Three years after Silicon Valley companies led the charge for embracing remote work in the early days of the pandemic, the tech industry is now escalating the fight to bring employees back into the office -— and igniting tensions with staff in the process.
Google, which has long been a bellwether for workplace policies in the tech industry and beyond, frustrated some employees this week by announcing plans to begin more strictly enforcing its policy that requires workers in-office at least three days a week. The updated policy includes tracking office badge attendance and possibly factoring it into performance reviews, according to CNBC, citing internal memos.
“Overnight, workers’ professionalism has been disregarded in favor of ambiguous attendance tracking practices tied to our performance evaluations,” Chris Schmidt, a software engineer at Google and member of the grassroots Alphabet Workers Union, told CNN in a statement. “The practical application of this new policy will be needless confusion amongst workers and a disregard for our various life circumstances.”
In a statement, Ryan Lamont, a Google spokesperson, told CNN that its policy of working in the office three days a week is “going well, and we want to see Googlers connecting and collaborating in-person, so we’re limiting remote work to exception only.”
Lamont said that company leaders can see reports showing how their teams are adopting the hybrid work model, including “aggregated data” on badge swipes. He added that now that the company is more than a year into its hybrid model, “we’re formally integrating this approach into all of our workplace policies.”
Google isn’t alone in facing pushback from employees. Other tech companies are also grappling with how best to compel workers to come into the office after they’ve grown accustomed to greater flexibility. The tug-of-war is compounded by the fact that tech companies have laid off tens of thousands of employees over the past year, leveling a major blow to employee morale.
At Amazon, tensions boiled over last week as hundreds of office workers staged a walkout to call attention to their grievances, including the three-day return-to-office mandate that was implemented in May.
A current Amazon worker who spoke at the walkout said that she started an internal Slack channel called “remote advocacy” because she wanted a space where workers could discuss how the new return-to-office policy would impact their lives.
“Before I realized what was happening, that channel had 33,000 people in it,” the worker, who identified only as Pamela, said to the crowd at the event. Pamela called the Slack channel advocating for remote work “the largest concrete expression of employee dissatisfaction in our entire company history.”

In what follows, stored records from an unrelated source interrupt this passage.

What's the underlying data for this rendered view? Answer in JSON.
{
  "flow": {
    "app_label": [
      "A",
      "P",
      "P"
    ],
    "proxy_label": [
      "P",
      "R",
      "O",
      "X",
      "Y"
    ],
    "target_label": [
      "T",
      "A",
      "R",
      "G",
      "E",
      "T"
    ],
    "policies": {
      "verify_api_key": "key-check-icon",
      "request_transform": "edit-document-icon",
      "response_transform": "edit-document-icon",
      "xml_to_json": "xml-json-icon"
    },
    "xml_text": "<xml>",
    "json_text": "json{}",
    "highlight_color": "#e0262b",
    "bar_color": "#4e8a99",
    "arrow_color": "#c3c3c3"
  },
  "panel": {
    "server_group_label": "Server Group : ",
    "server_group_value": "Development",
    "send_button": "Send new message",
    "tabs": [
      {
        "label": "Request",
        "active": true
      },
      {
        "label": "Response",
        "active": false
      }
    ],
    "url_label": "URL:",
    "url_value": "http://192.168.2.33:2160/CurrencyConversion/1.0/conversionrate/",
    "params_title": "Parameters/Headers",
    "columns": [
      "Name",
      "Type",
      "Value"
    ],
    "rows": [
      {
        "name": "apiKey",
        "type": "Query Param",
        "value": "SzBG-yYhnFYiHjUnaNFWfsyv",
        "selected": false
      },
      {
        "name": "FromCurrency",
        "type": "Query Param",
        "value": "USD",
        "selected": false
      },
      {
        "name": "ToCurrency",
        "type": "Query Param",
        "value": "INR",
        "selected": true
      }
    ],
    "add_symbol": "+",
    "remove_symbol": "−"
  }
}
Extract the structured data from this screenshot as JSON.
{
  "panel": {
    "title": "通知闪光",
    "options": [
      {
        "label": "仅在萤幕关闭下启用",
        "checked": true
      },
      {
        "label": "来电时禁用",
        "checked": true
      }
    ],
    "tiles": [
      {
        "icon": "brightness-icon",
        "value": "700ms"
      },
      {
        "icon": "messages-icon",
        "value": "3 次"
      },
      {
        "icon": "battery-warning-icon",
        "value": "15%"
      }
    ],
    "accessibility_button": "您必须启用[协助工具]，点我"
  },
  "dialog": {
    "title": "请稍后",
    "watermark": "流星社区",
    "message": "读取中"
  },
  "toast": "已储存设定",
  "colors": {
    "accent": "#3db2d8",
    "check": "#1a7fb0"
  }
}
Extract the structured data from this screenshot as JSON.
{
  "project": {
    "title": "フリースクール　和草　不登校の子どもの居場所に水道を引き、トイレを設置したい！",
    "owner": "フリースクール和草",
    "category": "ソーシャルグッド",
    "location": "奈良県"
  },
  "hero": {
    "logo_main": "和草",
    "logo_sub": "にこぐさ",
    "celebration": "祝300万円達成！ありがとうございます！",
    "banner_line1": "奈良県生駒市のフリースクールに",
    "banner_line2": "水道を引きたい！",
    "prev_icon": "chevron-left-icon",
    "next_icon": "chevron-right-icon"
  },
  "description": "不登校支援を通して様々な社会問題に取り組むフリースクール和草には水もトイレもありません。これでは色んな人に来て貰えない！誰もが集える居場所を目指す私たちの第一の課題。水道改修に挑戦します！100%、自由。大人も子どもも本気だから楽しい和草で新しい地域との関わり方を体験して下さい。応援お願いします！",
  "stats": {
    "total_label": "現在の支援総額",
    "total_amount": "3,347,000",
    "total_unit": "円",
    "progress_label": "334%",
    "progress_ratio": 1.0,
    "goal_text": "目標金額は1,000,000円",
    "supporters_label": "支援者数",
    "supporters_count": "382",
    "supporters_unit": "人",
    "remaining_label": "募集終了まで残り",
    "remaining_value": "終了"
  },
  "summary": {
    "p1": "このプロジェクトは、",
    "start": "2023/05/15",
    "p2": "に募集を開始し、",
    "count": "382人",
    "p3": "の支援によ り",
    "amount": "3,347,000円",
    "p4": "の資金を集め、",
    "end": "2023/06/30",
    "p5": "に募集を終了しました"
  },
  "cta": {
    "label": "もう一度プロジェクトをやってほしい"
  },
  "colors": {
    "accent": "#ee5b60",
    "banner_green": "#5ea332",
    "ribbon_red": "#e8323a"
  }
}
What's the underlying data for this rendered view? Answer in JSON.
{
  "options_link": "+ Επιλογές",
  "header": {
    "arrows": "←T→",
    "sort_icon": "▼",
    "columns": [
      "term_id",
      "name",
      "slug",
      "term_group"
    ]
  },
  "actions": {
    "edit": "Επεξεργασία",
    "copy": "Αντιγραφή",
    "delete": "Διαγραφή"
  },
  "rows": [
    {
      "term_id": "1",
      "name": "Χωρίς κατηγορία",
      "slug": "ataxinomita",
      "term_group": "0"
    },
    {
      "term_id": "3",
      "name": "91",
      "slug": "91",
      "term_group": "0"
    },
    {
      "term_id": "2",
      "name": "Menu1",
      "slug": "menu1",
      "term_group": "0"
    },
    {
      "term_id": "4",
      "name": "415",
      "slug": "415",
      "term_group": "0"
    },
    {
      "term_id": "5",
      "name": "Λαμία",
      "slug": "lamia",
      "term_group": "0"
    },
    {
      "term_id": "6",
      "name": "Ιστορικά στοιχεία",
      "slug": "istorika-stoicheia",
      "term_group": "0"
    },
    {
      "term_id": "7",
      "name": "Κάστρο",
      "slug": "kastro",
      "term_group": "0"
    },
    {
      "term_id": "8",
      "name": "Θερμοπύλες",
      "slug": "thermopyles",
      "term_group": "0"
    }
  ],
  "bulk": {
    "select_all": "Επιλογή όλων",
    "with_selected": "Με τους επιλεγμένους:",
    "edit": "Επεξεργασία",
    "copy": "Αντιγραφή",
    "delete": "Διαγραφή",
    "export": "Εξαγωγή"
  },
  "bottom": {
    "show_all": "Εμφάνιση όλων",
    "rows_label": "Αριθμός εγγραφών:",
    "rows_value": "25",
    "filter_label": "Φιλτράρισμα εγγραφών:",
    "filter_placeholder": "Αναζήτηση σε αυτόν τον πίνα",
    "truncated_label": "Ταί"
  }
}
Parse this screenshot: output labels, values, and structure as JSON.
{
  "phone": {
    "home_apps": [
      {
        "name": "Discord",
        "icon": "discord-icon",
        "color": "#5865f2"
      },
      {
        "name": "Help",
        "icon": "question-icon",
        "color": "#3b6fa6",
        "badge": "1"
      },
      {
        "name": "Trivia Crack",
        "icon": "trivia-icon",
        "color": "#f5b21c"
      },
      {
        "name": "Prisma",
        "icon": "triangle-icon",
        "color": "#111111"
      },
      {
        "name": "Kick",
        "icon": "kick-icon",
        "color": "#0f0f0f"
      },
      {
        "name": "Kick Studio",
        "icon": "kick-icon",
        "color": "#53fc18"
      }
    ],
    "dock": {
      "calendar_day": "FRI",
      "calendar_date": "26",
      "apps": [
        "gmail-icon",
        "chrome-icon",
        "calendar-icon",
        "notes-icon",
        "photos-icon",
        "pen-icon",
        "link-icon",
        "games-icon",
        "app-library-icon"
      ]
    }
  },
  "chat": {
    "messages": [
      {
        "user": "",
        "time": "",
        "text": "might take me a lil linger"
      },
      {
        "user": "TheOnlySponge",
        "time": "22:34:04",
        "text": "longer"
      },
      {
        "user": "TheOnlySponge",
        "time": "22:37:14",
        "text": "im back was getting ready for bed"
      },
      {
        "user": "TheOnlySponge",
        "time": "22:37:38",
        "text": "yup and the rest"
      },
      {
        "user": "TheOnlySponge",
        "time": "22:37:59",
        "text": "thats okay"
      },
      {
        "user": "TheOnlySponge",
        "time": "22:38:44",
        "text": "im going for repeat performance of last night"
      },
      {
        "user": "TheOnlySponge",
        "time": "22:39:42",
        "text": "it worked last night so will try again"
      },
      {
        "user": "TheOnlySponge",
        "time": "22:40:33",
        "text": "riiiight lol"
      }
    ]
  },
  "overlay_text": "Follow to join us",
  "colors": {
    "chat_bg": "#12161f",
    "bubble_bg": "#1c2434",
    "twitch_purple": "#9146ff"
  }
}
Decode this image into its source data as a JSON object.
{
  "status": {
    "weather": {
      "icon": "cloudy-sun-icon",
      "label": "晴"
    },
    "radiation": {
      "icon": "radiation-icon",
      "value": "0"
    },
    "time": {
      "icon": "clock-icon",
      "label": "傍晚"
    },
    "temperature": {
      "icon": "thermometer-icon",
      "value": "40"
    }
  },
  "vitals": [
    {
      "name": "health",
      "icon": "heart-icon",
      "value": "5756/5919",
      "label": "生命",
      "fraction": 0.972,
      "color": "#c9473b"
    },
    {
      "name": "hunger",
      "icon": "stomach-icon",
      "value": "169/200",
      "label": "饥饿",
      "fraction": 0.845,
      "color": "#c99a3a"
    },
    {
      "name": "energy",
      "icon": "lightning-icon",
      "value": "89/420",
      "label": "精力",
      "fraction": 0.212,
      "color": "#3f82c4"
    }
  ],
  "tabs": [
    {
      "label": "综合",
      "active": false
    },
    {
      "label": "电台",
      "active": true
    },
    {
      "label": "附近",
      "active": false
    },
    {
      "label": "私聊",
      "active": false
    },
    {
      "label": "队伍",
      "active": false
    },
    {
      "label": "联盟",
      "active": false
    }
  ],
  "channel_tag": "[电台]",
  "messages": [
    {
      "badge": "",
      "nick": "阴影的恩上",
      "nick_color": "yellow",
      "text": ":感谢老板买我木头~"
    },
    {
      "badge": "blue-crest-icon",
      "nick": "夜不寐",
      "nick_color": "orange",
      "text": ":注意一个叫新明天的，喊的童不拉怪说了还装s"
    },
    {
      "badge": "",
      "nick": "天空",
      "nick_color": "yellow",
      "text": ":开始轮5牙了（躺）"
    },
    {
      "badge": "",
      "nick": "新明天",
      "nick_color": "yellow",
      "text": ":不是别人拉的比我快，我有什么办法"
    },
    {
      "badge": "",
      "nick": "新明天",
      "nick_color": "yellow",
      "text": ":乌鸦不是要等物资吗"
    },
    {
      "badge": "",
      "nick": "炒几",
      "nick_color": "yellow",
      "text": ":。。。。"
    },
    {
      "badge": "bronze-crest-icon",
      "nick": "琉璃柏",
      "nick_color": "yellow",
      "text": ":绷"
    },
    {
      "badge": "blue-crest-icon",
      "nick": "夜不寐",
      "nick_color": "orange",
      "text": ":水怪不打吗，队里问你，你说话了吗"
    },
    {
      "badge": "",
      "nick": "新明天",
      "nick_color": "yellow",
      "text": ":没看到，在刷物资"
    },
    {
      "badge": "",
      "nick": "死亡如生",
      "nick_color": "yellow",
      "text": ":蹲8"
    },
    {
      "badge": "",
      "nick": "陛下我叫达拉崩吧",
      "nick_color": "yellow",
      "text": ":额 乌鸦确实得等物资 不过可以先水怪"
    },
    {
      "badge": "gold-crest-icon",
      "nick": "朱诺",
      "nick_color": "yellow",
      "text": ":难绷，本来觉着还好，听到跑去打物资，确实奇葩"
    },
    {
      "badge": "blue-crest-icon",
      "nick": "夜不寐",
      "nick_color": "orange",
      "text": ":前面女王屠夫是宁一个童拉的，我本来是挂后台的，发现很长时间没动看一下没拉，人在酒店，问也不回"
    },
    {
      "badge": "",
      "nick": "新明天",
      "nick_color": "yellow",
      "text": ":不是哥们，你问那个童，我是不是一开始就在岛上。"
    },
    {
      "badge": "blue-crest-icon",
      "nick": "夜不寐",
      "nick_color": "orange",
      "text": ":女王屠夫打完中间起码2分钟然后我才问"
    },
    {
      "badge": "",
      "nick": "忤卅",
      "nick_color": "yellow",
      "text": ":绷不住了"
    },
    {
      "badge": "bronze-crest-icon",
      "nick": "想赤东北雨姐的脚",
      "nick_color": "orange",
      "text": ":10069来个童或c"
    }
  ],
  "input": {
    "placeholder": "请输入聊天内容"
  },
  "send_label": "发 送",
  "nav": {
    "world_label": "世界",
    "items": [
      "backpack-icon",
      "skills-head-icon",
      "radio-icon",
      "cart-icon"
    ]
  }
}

But the employee criticism isn’t stopping tech companies, who have spent billions on sprawling campuses over the years and often preach the value of serendipitous workplace interactions, from moving forward with their return to office policies.
In response to the walkout, Amazon previously told CNN it may “take time” for some workers to adjust to being in the office more days. But the company also said it’s “happy with how the first month of having more people back in the office has been” and touted the extra “energy, collaboration, and connections happening” in the office.
Facebook-parent Meta similarly doubled down last week on its push to get workers in the office, warning that employees currently assigned to an office must return to in-person work three days a week starting this September. (A Meta spokesperson told CNN the updated policy was not set in stone, and employees designated as remote workers will be allowed to keep their remote status).
At least one tech company is taking a gentler approach.
Salesforce is trying to lure staff into offices by offering to donate $10 to a local charity for each day an employee comes in from June 12 to June 23, according to an internal Slack message reported on by Fortune.
A Salesforce spokesperson told CNN: “Giving back is deeply embedded in everything we do, and we’re proud to introduce Connect for Good to encourage employees to help us raise $1 Million+ for local nonprofits.”
But it might take more than temporary charitable contributions to convince some workers it’s worthwhile to return. Schmidt, the software engineer at Google, said that even if you go into the office, there’s no guarantee you’ll have people on your team to work with or even a desk to sit at.
“Many teams are distributed, and for some of us there may not be anyone to collaborate with in our physical office locations,” Schmidt said. “Currently, New York City workers do not even have enough desks and conference rooms for workers to use comfortably.”
“A one size fits all policy does not address these circumstances,” he added. “We deserve a voice in shaping the policies that impact our lives to establish clear, transparent and fair working conditions for all of us.”